- Problem to solve:
For each entry in the listing, produce an exact copy.

- Input for this task:
::::::::::
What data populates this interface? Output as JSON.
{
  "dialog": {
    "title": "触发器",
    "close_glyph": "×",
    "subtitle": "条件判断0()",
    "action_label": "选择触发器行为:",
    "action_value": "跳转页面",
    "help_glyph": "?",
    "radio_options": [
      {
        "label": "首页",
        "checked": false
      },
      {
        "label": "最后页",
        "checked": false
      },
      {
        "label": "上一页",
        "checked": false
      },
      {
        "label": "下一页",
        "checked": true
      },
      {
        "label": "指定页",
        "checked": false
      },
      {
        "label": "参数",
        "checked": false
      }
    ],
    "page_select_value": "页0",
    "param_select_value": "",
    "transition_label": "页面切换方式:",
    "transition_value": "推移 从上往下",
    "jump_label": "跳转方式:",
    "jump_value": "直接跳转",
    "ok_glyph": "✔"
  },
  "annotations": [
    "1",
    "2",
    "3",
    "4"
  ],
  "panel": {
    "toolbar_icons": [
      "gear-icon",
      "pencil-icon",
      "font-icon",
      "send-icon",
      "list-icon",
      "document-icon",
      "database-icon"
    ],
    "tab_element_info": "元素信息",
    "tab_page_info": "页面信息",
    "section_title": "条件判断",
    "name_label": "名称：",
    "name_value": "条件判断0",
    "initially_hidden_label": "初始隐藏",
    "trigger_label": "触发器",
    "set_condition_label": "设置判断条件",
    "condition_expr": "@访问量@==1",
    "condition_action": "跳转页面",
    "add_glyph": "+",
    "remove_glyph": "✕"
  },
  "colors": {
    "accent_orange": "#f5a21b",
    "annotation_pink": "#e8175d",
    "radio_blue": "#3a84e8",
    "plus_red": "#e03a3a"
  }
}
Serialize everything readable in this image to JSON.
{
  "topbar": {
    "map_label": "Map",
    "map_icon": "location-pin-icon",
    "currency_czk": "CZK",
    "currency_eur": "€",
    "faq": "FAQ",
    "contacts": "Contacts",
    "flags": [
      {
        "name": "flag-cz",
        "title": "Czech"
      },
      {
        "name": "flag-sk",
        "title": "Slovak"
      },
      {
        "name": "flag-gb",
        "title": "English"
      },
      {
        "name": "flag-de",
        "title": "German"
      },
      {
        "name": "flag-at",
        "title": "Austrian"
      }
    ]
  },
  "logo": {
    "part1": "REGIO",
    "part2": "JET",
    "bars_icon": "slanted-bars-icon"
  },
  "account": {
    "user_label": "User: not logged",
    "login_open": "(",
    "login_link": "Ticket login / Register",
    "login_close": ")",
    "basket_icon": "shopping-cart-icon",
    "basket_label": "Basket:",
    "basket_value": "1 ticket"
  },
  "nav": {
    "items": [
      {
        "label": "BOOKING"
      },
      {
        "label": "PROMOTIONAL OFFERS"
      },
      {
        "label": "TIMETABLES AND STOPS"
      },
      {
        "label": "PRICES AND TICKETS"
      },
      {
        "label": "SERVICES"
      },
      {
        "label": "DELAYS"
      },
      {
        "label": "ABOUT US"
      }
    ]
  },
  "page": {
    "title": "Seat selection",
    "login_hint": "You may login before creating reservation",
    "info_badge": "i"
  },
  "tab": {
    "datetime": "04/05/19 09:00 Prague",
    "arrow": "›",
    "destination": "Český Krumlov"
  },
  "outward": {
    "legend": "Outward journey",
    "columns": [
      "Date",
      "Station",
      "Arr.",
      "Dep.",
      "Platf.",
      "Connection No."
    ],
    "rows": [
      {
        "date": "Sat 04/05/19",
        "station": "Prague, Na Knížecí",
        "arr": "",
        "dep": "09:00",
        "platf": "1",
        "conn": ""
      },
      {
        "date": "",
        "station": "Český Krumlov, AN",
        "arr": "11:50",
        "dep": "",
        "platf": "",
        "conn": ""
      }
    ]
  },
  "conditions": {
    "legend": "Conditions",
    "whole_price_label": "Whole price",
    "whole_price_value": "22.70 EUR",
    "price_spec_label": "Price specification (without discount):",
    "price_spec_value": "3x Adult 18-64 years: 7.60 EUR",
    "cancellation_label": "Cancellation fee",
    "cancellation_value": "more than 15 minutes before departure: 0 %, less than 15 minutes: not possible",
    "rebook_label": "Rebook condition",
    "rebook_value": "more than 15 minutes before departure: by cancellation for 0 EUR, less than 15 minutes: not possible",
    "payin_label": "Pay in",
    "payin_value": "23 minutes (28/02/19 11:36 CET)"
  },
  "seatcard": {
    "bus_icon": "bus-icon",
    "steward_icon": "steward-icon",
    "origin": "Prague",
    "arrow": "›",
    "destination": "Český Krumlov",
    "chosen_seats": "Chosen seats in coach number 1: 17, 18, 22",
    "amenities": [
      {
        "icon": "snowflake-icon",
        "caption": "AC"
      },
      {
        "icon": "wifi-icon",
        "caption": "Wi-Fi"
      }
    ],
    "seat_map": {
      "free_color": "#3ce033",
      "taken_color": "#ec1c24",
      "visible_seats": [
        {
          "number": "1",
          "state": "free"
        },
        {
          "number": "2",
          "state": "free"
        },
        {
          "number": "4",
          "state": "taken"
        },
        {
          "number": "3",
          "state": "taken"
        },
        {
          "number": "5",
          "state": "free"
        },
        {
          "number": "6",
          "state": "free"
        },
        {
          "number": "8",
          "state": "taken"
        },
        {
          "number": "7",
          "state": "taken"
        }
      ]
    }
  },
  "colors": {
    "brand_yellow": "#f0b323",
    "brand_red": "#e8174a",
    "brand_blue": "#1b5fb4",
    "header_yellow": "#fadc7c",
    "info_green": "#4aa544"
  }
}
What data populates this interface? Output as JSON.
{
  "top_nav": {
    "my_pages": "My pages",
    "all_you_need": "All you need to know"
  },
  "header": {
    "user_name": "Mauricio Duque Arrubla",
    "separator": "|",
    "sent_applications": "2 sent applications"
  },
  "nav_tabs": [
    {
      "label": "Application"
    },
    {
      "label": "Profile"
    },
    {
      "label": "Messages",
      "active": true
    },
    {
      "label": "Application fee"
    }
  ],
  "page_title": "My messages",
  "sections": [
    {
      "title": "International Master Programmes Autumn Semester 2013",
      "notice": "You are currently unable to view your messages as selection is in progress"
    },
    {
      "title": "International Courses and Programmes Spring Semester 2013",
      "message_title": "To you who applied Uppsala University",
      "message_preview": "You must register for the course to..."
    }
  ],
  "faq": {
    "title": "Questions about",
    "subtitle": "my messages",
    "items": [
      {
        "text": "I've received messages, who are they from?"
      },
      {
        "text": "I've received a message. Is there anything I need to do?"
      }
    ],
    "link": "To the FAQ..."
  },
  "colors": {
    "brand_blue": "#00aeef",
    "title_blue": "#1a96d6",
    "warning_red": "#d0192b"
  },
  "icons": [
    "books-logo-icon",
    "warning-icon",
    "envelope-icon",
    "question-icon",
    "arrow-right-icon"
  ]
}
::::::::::
- Answer to this problem:
What data populates this interface? Output as JSON.
{
  "dialog": {
    "title": "触发器",
    "close_glyph": "×",
    "subtitle": "条件判断0()",
    "action_label": "选择触发器行为:",
    "action_value": "跳转页面",
    "help_glyph": "?",
    "radio_options": [
      {
        "label": "首页",
        "checked": false
      },
      {
        "label": "最后页",
        "checked": false
      },
      {
        "label": "上一页",
        "checked": false
      },
      {
        "label": "下一页",
        "checked": true
      },
      {
        "label": "指定页",
        "checked": false
      },
      {
        "label": "参数",
        "checked": false
      }
    ],
    "page_select_value": "页0",
    "param_select_value": "",
    "transition_label": "页面切换方式:",
    "transition_value": "推移 从上往下",
    "jump_label": "跳转方式:",
    "jump_value": "直接跳转",
    "ok_glyph": "✔"
  },
  "annotations": [
    "1",
    "2",
    "3",
    "4"
  ],
  "panel": {
    "toolbar_icons": [
      "gear-icon",
      "pencil-icon",
      "font-icon",
      "send-icon",
      "list-icon",
      "document-icon",
      "database-icon"
    ],
    "tab_element_info": "元素信息",
    "tab_page_info": "页面信息",
    "section_title": "条件判断",
    "name_label": "名称：",
    "name_value": "条件判断0",
    "initially_hidden_label": "初始隐藏",
    "trigger_label": "触发器",
    "set_condition_label": "设置判断条件",
    "condition_expr": "@访问量@==1",
    "condition_action": "跳转页面",
    "add_glyph": "+",
    "remove_glyph": "✕"
  },
  "colors": {
    "accent_orange": "#f5a21b",
    "annotation_pink": "#e8175d",
    "radio_blue": "#3a84e8",
    "plus_red": "#e03a3a"
  }
}
Serialize everything readable in this image to JSON.
{
  "topbar": {
    "map_label": "Map",
    "map_icon": "location-pin-icon",
    "currency_czk": "CZK",
    "currency_eur": "€",
    "faq": "FAQ",
    "contacts": "Contacts",
    "flags": [
      {
        "name": "flag-cz",
        "title": "Czech"
      },
      {
        "name": "flag-sk",
        "title": "Slovak"
      },
      {
        "name": "flag-gb",
        "title": "English"
      },
      {
        "name": "flag-de",
        "title": "German"
      },
      {
        "name": "flag-at",
        "title": "Austrian"
      }
    ]
  },
  "logo": {
    "part1": "REGIO",
    "part2": "JET",
    "bars_icon": "slanted-bars-icon"
  },
  "account": {
    "user_label": "User: not logged",
    "login_open": "(",
    "login_link": "Ticket login / Register",
    "login_close": ")",
    "basket_icon": "shopping-cart-icon",
    "basket_label": "Basket:",
    "basket_value": "1 ticket"
  },
  "nav": {
    "items": [
      {
        "label": "BOOKING"
      },
      {
        "label": "PROMOTIONAL OFFERS"
      },
      {
        "label": "TIMETABLES AND STOPS"
      },
      {
        "label": "PRICES AND TICKETS"
      },
      {
        "label": "SERVICES"
      },
      {
        "label": "DELAYS"
      },
      {
        "label": "ABOUT US"
      }
    ]
  },
  "page": {
    "title": "Seat selection",
    "login_hint": "You may login before creating reservation",
    "info_badge": "i"
  },
  "tab": {
    "datetime": "04/05/19 09:00 Prague",
    "arrow": "›",
    "destination": "Český Krumlov"
  },
  "outward": {
    "legend": "Outward journey",
    "columns": [
      "Date",
      "Station",
      "Arr.",
      "Dep.",
      "Platf.",
      "Connection No."
    ],
    "rows": [
      {
        "date": "Sat 04/05/19",
        "station": "Prague, Na Knížecí",
        "arr": "",
        "dep": "09:00",
        "platf": "1",
        "conn": ""
      },
      {
        "date": "",
        "station": "Český Krumlov, AN",
        "arr": "11:50",
        "dep": "",
        "platf": "",
        "conn": ""
      }
    ]
  },
  "conditions": {
    "legend": "Conditions",
    "whole_price_label": "Whole price",
    "whole_price_value": "22.70 EUR",
    "price_spec_label": "Price specification (without discount):",
    "price_spec_value": "3x Adult 18-64 years: 7.60 EUR",
    "cancellation_label": "Cancellation fee",
    "cancellation_value": "more than 15 minutes before departure: 0 %, less than 15 minutes: not possible",
    "rebook_label": "Rebook condition",
    "rebook_value": "more than 15 minutes before departure: by cancellation for 0 EUR, less than 15 minutes: not possible",
    "payin_label": "Pay in",
    "payin_value": "23 minutes (28/02/19 11:36 CET)"
  },
  "seatcard": {
    "bus_icon": "bus-icon",
    "steward_icon": "steward-icon",
    "origin": "Prague",
    "arrow": "›",
    "destination": "Český Krumlov",
    "chosen_seats": "Chosen seats in coach number 1: 17, 18, 22",
    "amenities": [
      {
        "icon": "snowflake-icon",
        "caption": "AC"
      },
      {
        "icon": "wifi-icon",
        "caption": "Wi-Fi"
      }
    ],
    "seat_map": {
      "free_color": "#3ce033",
      "taken_color": "#ec1c24",
      "visible_seats": [
        {
          "number": "1",
          "state": "free"
        },
        {
          "number": "2",
          "state": "free"
        },
        {
          "number": "4",
          "state": "taken"
        },
        {
          "number": "3",
          "state": "taken"
        },
        {
          "number": "5",
          "state": "free"
        },
        {
          "number": "6",
          "state": "free"
        },
        {
          "number": "8",
          "state": "taken"
        },
        {
          "number": "7",
          "state": "taken"
        }
      ]
    }
  },
  "colors": {
    "brand_yellow": "#f0b323",
    "brand_red": "#e8174a",
    "brand_blue": "#1b5fb4",
    "header_yellow": "#fadc7c",
    "info_green": "#4aa544"
  }
}
What data populates this interface? Output as JSON.
{
  "top_nav": {
    "my_pages": "My pages",
    "all_you_need": "All you need to know"
  },
  "header": {
    "user_name": "Mauricio Duque Arrubla",
    "separator": "|",
    "sent_applications": "2 sent applications"
  },
  "nav_tabs": [
    {
      "label": "Application"
    },
    {
      "label": "Profile"
    },
    {
      "label": "Messages",
      "active": true
    },
    {
      "label": "Application fee"
    }
  ],
  "page_title": "My messages",
  "sections": [
    {
      "title": "International Master Programmes Autumn Semester 2013",
      "notice": "You are currently unable to view your messages as selection is in progress"
    },
    {
      "title": "International Courses and Programmes Spring Semester 2013",
      "message_title": "To you who applied Uppsala University",
      "message_preview": "You must register for the course to..."
    }
  ],
  "faq": {
    "title": "Questions about",
    "subtitle": "my messages",
    "items": [
      {
        "text": "I've received messages, who are they from?"
      },
      {
        "text": "I've received a message. Is there anything I need to do?"
      }
    ],
    "link": "To the FAQ..."
  },
  "colors": {
    "brand_blue": "#00aeef",
    "title_blue": "#1a96d6",
    "warning_red": "#d0192b"
  },
  "icons": [
    "books-logo-icon",
    "warning-icon",
    "envelope-icon",
    "question-icon",
    "arrow-right-icon"
  ]
}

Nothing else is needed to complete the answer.